The task:
Copy each line of the records that holds the string "icon".

(Page and application data records)
◇ ◇ ◇ ◇

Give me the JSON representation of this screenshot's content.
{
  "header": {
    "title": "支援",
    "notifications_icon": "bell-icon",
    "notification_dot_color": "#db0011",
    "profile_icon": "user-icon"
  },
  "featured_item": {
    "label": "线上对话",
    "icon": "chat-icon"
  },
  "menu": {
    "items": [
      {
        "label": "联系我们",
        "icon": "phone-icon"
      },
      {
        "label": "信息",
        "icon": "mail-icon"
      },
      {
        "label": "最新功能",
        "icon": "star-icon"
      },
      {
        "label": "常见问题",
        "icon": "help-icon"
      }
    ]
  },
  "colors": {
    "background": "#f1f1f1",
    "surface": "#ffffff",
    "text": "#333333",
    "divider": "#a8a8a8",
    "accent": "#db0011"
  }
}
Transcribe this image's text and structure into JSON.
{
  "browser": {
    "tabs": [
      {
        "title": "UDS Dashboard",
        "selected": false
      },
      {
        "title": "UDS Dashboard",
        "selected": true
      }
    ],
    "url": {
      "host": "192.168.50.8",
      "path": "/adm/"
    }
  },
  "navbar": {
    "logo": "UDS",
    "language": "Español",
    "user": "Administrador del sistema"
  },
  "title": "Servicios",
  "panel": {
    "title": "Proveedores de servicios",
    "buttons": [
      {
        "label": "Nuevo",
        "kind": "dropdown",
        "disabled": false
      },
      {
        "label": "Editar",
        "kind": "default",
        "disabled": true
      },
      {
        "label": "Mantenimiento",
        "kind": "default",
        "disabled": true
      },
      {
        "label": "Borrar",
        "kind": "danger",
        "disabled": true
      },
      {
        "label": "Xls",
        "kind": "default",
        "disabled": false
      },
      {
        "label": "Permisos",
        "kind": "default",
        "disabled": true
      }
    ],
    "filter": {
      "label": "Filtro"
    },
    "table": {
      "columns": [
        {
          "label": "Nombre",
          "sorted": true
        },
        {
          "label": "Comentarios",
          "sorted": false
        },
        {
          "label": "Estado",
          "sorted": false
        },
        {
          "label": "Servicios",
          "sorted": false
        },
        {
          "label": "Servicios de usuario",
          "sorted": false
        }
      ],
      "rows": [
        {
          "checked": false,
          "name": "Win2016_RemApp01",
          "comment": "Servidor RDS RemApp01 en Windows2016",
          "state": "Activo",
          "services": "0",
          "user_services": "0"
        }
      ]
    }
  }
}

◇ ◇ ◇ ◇

Task output:
    "notifications_icon": "bell-icon",
    "profile_icon": "user-icon"
    "icon": "chat-icon"
        "icon": "phone-icon"
        "icon": "mail-icon"
        "icon": "star-icon"
        "icon": "help-icon"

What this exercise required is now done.